On March 30th 1917, Mary wrote a letter to 20-year-old Davie, a private – No. 12631, in No. 4 Platoon A Company of the 2nd Seaforth Highlanders, who was by that time serving with the Expeditionary Force in the trenches in France.
March 30. ’17.
My Dear Davie.
Just a few lines in answer to both your welcome letters. Glad to see by them that you are well, and in a kind of comfortable billet. Are you getting plenty of food for the are a great cry for hunger in the trenches. I would like to send you a parcel if you would just say anything special to send. You surely have not got the letter I sent to the 17 Section A.P.O. for I told you on the first one I wrote to France that I got the pound you sent from Cromarty alright, and I told you that our case was dropped. The are allowed 5/11 and paid up the Balance on the 2/5 from the time you applied for the separation allowance. It came to 5.10.6 The made it payable in the Wasbister P.O. and it is not a money order Office so he sent back the advice. Jas [Clouston] of Tou thought I should not send back the order till I saw for he thought it could be cashed at Hullion when the forwarded the advice to them. Tell me when you write if you have got any of my letters. I sent 3 letters to your last address. Father is not so bad now but the weather is so rough till he can’t get out to do much yet. It is been a very rough month and it is no better yet. John of Ploverhall is no much better yet. The had a letter from himself and he thought he was not so bad. I told you in my last letter that Alice was away at Edinburgh to see him. The got a wire from her that he was no better. She is coming home next Monday again. John Grieve is in convalisent now he is about better again. Tell me the names of the Orkney boys in you Batt and where the come from. M. J. Whitemeadows was telling our M. J. that Uncle David was home in ——– now so it is a mercy, for the are had a rough time, and all bad with fever. The papers seems to say that the are making great progress in France now. I will have to draw to a close now with our united love and may the Almighty be with you and all who are in danger and bring a sudden end to this terrible war from

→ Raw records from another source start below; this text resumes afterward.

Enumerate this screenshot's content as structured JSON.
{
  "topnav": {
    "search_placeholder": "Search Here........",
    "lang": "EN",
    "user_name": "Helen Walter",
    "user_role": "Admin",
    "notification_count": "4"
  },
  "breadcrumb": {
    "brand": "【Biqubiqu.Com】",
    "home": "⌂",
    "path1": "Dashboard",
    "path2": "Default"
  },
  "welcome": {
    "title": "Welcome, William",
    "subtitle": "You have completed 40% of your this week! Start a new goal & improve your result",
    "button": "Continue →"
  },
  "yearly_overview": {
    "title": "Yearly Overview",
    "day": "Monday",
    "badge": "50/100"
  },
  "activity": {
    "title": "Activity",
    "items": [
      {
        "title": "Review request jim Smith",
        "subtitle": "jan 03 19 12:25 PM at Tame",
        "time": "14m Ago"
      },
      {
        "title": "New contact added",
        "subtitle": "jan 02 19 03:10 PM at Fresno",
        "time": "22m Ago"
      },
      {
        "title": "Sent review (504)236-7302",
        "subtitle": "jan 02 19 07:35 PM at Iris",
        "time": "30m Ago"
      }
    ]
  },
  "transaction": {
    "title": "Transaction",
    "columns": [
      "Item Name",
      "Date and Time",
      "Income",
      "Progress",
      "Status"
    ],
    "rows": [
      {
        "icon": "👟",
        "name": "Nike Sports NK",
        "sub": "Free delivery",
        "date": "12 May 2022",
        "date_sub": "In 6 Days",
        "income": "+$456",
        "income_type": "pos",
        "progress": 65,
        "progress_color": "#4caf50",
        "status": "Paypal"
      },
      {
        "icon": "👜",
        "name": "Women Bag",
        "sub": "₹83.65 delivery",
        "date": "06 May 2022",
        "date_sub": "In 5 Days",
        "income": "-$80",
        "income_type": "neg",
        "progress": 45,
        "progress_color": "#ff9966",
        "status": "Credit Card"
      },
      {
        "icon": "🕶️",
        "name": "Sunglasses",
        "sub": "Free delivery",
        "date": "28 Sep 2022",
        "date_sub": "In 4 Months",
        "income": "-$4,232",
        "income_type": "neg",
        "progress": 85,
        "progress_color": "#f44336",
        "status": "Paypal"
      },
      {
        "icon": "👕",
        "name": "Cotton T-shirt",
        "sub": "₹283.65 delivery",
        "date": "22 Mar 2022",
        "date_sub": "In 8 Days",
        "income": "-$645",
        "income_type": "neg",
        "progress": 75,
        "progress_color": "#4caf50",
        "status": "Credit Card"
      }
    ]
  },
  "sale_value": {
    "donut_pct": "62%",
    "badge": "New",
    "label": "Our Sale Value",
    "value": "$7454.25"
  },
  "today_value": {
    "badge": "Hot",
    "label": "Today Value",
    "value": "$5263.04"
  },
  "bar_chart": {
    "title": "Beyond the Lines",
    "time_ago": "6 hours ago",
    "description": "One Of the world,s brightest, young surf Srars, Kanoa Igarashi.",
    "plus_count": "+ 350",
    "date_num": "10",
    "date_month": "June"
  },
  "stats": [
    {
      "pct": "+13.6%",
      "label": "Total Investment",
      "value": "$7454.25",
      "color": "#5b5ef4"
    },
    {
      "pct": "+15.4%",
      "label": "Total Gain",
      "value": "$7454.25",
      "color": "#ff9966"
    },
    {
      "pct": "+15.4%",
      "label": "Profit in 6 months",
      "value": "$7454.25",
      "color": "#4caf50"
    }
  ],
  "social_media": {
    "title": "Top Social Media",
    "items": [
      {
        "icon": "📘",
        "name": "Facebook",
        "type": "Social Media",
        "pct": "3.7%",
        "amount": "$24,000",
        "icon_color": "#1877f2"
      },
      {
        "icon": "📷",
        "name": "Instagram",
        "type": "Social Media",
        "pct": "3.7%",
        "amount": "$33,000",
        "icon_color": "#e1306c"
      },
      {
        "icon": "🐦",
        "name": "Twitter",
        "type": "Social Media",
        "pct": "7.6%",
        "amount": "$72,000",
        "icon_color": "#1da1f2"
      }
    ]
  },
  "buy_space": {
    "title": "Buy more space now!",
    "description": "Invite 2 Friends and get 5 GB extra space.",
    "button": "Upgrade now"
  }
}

your loving Mother
Davie never received the letter – he was killed in action on April 11th 1917.
The Battle of Arras began on April 9th 1916 in a sleet storm. Canadian and Highland troops captured the whole of Vimy Ridge. The advance slowed and, as German resistance stiffened, casualties increased, in some of the most savage fighting of the whole war. 4th Division’s 10th Infantry Brigade, comprising the 2nd Seaforth Highlanders and 1st Royal Irish Fusiliers, attacked from Fampoux towards the heavily defended Chemical Works at Roeux on April 11th 1917, with disastrous results. By the end of the day the 2nd Seaforths had ceased to exist, and the other units involved had been decimated.
Davie is buried in a marked grave in the Communal Cemetery Extension in the village of Athies, Pas de Calais.
The photographic montage in tribute to Davie Flaws below includes the following:-
The cap badge of the Seaforth Highlanders (Ross-shire Buffs, The Duke of Albany’s), c1914; the letter he never received; his final resting place: the Communal Cemetery Extension in the village of Athies, Pas de Calais, France [courtesy of the Commonwealth War Graves Commission]; and his name, etched for ever more on the Rousay war memorial.